Writing rights. Sketch in your journal, pen a thank u note, email a longtime pal, craft your dreams on paper...and note the healing u feel.
One day last week, I came across a note page in the back of my daily planner. Dated 12/16/09, it displayed the following hand-scrawled header: “Things I Can Do to Make Tomorrow Better.” Below that, was this list:
- Take a mid-morning java break;
- Buy flowers for my office desk;
- Take a walk at lunchtime;
- Do yoga stretches at my desk;
- Take a10-minute afternoon break to do deep breathing.
I honestly cannot tell you what precipitated the development of this sketch for a better day. I can only guess on the day it was written, I had rushed from meeting to meeting (or task to task)—without taking any sort of dedicated break, and/or experienced duress over a looming, ever-expanding “to do” list.
Here’s a probable scenario of what ensued as a result: During a moment of sheer “Yikes!” I sought to work things out for myself. My journal, generally, is the place where I do this. Knowing this would not be accessible to me at work, I found the “notes” section in the back of my daily planner and began formulating a plan to make the next day better than the one I was currently experiencing.

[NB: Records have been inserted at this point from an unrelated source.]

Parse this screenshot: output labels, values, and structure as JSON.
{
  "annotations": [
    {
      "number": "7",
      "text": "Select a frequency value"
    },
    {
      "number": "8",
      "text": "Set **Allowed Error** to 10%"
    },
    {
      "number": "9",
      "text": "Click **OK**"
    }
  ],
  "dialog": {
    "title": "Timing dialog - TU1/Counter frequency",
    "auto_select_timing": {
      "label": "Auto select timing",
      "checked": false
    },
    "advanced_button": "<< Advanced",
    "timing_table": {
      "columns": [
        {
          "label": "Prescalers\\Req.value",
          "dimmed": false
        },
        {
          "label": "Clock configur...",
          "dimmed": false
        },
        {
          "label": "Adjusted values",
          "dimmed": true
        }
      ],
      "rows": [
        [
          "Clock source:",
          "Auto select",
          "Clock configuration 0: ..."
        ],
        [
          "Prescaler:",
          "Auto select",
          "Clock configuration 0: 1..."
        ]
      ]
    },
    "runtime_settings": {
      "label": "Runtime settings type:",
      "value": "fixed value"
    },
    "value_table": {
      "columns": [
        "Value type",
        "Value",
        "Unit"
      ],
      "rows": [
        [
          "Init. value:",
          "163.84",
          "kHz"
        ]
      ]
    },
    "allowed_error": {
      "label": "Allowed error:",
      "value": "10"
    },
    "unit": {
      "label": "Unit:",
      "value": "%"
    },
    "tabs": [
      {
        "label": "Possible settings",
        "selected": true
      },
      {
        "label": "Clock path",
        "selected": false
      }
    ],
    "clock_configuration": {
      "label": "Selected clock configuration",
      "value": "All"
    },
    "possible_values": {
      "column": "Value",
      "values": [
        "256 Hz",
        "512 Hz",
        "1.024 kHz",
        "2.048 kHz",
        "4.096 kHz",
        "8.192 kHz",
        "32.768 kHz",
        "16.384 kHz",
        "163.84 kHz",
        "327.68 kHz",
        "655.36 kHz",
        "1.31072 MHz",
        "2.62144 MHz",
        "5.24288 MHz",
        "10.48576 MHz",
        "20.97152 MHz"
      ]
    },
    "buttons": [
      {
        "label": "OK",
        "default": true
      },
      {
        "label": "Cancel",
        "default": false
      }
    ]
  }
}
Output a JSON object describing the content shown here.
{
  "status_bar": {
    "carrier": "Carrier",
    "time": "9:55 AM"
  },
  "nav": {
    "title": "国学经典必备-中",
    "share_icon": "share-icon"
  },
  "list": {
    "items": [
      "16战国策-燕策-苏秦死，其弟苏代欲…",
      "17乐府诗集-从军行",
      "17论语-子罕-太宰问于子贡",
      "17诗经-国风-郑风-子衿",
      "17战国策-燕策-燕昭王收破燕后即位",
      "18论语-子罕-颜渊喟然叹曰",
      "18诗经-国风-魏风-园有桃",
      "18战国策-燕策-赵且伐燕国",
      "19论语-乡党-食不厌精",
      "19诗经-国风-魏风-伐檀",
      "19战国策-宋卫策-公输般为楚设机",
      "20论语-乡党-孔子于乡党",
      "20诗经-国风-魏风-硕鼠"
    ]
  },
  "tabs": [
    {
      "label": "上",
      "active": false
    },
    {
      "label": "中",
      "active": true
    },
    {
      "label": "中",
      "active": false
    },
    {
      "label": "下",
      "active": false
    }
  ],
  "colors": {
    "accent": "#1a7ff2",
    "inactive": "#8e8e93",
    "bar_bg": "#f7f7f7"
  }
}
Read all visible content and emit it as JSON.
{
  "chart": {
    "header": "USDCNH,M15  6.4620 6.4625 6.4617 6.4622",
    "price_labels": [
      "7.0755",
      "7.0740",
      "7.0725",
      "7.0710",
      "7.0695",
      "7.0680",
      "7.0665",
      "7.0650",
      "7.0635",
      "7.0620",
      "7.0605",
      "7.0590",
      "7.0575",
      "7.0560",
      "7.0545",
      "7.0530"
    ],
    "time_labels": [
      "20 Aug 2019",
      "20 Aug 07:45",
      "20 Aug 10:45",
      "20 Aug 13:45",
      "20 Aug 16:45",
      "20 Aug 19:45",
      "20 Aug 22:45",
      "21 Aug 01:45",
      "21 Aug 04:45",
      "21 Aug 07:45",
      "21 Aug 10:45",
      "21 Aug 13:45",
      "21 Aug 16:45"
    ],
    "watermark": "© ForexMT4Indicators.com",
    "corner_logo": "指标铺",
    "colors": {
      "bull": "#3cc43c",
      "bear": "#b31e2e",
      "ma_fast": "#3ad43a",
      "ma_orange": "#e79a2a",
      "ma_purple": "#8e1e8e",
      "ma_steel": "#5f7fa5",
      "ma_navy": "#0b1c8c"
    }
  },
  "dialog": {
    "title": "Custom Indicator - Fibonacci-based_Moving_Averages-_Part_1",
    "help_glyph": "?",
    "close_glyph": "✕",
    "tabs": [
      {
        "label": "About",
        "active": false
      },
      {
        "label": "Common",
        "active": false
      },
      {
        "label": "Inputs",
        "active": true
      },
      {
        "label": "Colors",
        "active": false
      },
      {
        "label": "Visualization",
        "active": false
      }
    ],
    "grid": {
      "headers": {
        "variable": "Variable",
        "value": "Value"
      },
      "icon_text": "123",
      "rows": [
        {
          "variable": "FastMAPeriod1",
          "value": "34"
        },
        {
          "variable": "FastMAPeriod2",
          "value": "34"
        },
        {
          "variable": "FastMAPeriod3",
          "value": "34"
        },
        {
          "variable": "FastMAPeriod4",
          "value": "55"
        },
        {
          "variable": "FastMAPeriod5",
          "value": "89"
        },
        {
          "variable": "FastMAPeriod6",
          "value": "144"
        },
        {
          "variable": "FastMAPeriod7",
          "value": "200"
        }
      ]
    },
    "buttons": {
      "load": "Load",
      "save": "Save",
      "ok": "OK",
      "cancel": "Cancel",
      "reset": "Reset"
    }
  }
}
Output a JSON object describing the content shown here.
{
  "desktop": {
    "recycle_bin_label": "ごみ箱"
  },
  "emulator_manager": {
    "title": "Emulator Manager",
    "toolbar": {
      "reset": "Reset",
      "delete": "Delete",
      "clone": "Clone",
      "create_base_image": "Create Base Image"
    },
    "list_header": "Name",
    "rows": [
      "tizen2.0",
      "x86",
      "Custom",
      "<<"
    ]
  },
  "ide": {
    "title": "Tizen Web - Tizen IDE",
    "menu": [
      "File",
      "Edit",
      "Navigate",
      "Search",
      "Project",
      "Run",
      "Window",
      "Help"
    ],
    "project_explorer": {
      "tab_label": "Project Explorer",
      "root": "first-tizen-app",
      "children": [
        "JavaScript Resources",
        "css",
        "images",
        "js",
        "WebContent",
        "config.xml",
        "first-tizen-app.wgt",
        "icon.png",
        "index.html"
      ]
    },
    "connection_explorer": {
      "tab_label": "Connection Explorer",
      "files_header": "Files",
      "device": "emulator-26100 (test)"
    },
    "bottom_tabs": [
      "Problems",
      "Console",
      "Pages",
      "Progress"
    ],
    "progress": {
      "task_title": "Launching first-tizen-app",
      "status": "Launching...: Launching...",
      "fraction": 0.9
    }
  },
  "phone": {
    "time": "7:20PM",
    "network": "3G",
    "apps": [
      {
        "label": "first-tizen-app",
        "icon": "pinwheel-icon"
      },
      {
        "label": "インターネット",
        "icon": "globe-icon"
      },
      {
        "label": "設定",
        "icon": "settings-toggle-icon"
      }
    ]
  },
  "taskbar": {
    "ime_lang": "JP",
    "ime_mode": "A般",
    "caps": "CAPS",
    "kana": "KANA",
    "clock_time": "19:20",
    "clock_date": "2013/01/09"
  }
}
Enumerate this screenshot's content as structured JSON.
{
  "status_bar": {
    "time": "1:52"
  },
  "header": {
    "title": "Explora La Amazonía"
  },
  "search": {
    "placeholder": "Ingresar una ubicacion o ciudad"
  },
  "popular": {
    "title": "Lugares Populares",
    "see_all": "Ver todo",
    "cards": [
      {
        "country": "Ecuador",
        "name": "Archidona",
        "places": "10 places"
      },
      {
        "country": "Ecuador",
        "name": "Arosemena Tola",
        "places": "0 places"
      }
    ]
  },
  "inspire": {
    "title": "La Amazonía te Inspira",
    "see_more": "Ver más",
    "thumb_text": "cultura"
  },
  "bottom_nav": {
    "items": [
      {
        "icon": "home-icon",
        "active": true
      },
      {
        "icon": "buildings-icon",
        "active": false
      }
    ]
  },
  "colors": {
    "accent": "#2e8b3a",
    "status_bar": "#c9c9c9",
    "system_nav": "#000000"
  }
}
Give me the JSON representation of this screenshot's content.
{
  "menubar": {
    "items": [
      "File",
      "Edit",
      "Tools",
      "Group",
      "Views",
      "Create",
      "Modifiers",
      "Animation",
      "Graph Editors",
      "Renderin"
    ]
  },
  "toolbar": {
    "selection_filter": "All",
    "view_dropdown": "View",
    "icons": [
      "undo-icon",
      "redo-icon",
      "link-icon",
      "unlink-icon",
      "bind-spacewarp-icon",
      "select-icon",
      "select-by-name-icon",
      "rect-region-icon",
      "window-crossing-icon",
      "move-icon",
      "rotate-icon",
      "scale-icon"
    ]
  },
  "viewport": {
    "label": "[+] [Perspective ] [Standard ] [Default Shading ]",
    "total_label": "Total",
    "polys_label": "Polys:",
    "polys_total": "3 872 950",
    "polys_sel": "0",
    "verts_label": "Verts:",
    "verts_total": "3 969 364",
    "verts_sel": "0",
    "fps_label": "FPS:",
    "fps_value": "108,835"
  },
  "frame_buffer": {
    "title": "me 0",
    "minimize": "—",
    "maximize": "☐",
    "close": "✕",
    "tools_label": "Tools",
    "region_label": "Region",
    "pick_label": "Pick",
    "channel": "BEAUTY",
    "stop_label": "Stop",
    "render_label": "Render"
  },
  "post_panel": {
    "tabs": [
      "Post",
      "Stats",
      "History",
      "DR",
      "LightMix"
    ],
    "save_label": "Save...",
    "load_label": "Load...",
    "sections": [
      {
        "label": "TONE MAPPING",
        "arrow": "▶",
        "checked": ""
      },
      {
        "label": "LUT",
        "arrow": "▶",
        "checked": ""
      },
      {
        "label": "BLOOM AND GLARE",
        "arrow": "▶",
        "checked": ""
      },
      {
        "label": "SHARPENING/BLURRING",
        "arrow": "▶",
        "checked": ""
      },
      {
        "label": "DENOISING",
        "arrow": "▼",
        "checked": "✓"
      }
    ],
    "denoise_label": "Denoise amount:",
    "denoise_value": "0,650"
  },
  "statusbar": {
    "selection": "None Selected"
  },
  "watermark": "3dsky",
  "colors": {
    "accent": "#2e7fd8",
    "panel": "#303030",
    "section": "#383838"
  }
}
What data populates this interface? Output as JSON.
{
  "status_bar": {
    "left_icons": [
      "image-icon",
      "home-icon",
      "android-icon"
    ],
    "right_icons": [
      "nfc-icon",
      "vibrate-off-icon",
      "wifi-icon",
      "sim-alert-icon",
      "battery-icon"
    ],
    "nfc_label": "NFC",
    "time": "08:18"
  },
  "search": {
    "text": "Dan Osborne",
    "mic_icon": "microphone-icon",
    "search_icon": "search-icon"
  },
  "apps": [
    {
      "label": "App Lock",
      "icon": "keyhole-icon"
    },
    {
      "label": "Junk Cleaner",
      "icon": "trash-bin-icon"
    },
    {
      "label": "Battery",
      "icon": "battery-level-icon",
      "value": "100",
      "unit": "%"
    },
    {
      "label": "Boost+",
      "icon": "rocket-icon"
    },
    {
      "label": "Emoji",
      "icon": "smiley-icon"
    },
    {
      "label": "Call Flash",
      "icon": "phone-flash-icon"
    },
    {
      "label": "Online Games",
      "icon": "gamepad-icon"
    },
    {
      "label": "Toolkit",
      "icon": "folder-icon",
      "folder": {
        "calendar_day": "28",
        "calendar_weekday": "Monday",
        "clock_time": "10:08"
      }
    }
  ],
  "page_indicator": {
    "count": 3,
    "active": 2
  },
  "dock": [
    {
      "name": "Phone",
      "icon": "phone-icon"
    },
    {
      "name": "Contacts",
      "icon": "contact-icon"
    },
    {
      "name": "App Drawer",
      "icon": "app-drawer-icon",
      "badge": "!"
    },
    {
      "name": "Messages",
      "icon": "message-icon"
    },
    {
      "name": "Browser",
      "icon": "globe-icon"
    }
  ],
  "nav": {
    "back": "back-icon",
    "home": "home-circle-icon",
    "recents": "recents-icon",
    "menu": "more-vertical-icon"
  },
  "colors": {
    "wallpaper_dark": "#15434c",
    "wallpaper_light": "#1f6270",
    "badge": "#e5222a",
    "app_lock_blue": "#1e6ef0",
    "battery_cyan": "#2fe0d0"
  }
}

Perhaps my actions were not as beneficial as a journal writing session (This is where I can truly get in touch with what’s bothering me.). Yet, in a pinch, writing this list served its purpose. It allowed me to create a solution for how I was feeling on the day my plan was written, AND essentially, (by doing so) enabled me to subconsciously identify the initial problem (culprit=not dedicating needed time to nurture myself). Not bad!
Never underestimate the power of writing it down. Writing, after all, rights. T.